Esmeralda singing God Help the Outcast Disney Hunchback of Notre Dame

 

 

 

 

 

 

 

Looking at Notre Dame’s set up and structure Notre Dame seems both bigger and smaller. Esmeralda strolls though the layout a a very leisurely pace yet the Cathedral seems more expansive than it is. She also isn’t impeded by the structure. At about at the 2:00 minute mark of the song, Esmeralda is seen walking in the side aisles and to her left there are columns. Then in the very next shot, Esmeralda is against a Fresco, with no columns in the shot. Which means Esmeralda needed to veer to another side of the column but she did not. So I guess the columns magically go away for a better shot. Also if her head in level with the fresco how tall is she? Because her height is really inconsistent and she’s bare foot and those Frescos are pretty high off the ground. Then this could be inconsistency. But do make the inside of the Church not in proper proportion.

Check out this website to see what I mean;

 http://www.fromparis.com/virtual-tour-notre-dame/ click around to get a visual tour of Notre Dame

Quasimodo during Out There with anachronism Disney Hunchback of Notre Dame picture image

Quasimodo during Out There with anachronism Disney Hunchback of Notre Dame

 

So getting back to what I said at the beginning of this about being careful not to copy Notre Dame in it current state to much is that after Victor Hugo wrote Notre Dame de Paris, the cathedral when though a massive changes. The statues that can be seen in Out There towards the end when Quasimodo talks “Ordinary Men” where add after the novel was written in 1831. Those statues are 12 apostles that adorned the spire. I don’t think I would mind this but Quasimodo motions to the statues as an examples of “ordinary men” The 12 Apostles are ordinary men Disney? Really?
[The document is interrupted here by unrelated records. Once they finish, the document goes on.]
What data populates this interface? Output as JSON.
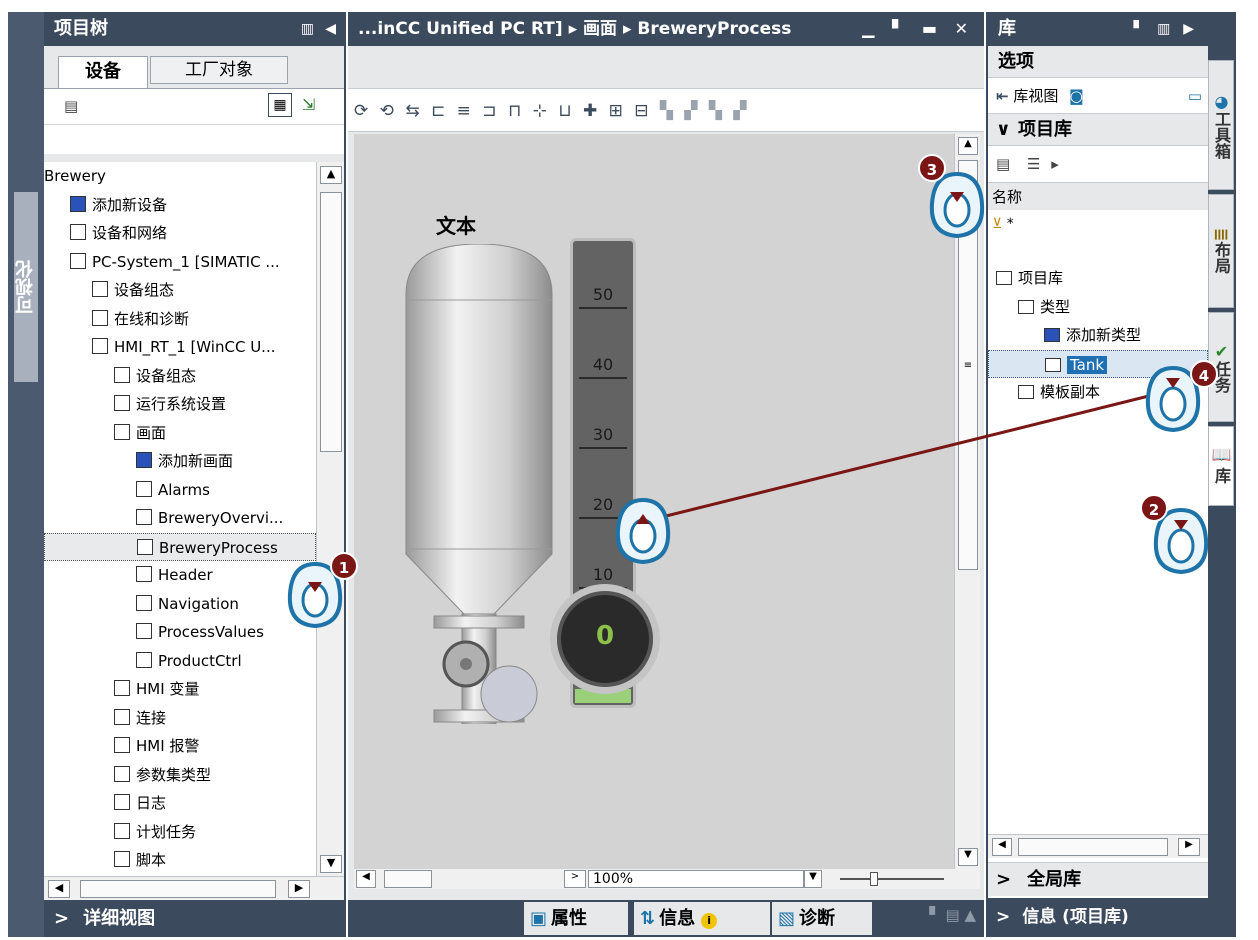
{
  "left_strip": {
    "label": "可视化"
  },
  "project_tree": {
    "title": "项目树",
    "tabs": [
      "设备",
      "工厂对象"
    ],
    "items": [
      {
        "label": "Brewery",
        "indent": 0
      },
      {
        "label": "添加新设备",
        "indent": 1
      },
      {
        "label": "设备和网络",
        "indent": 1
      },
      {
        "label": "PC-System_1 [SIMATIC ...",
        "indent": 1
      },
      {
        "label": "设备组态",
        "indent": 2
      },
      {
        "label": "在线和诊断",
        "indent": 2
      },
      {
        "label": "HMI_RT_1 [WinCC U...",
        "indent": 2
      },
      {
        "label": "设备组态",
        "indent": 3
      },
      {
        "label": "运行系统设置",
        "indent": 3
      },
      {
        "label": "画面",
        "indent": 3
      },
      {
        "label": "添加新画面",
        "indent": 4
      },
      {
        "label": "Alarms",
        "indent": 4
      },
      {
        "label": "BreweryOvervi...",
        "indent": 4
      },
      {
        "label": "BreweryProcess",
        "indent": 4
      },
      {
        "label": "Header",
        "indent": 4
      },
      {
        "label": "Navigation",
        "indent": 4
      },
      {
        "label": "ProcessValues",
        "indent": 4
      },
      {
        "label": "ProductCtrl",
        "indent": 4
      },
      {
        "label": "HMI 变量",
        "indent": 3
      },
      {
        "label": "连接",
        "indent": 3
      },
      {
        "label": "HMI 报警",
        "indent": 3
      },
      {
        "label": "参数集类型",
        "indent": 3
      },
      {
        "label": "日志",
        "indent": 3
      },
      {
        "label": "计划任务",
        "indent": 3
      },
      {
        "label": "脚本",
        "indent": 3
      }
    ],
    "detail_view": "详细视图"
  },
  "editor": {
    "breadcrumb": "...inCC Unified PC RT] ▸ 画面 ▸ BreweryProcess",
    "canvas_text": "文本",
    "gauge_ticks": [
      "50",
      "40",
      "30",
      "20",
      "10"
    ],
    "gauge_value": "0",
    "zoom": "100%",
    "bottom_tabs": {
      "properties": "属性",
      "info": "信息",
      "diagnostics": "诊断"
    }
  },
  "library": {
    "title": "库",
    "options": "选项",
    "library_view": "库视图",
    "project_library": "项目库",
    "name_col": "名称",
    "filter": "*",
    "tree": [
      {
        "label": "项目库",
        "indent": 0
      },
      {
        "label": "类型",
        "indent": 1
      },
      {
        "label": "添加新类型",
        "indent": 2
      },
      {
        "label": "Tank",
        "indent": 2
      },
      {
        "label": "模板副本",
        "indent": 1
      }
    ],
    "global_library": "全局库",
    "info_project_library": "信息 (项目库)"
  },
  "right_tabs": [
    "工具箱",
    "布局",
    "任务",
    "库"
  ],
  "callouts": [
    "1",
    "2",
    "3",
    "4"
  ],
  "colors": {
    "header": "#3c4a5d",
    "accent": "#1e73a8",
    "badge": "#7a1616",
    "selection": "#1f6fb5"
  }
}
The fact the Disney used the statues as more than just Background but a visual aid is where I find fault.

Next Time – Major Differences between Disney and the Book

Quasimodo Hunchback of Notre Dame Disney picture image

Quasimodo's Reveal Hunchback of Notre Dame Disney

Quasimodo Illustrtion Francois flameng

Illustration of Quasimodo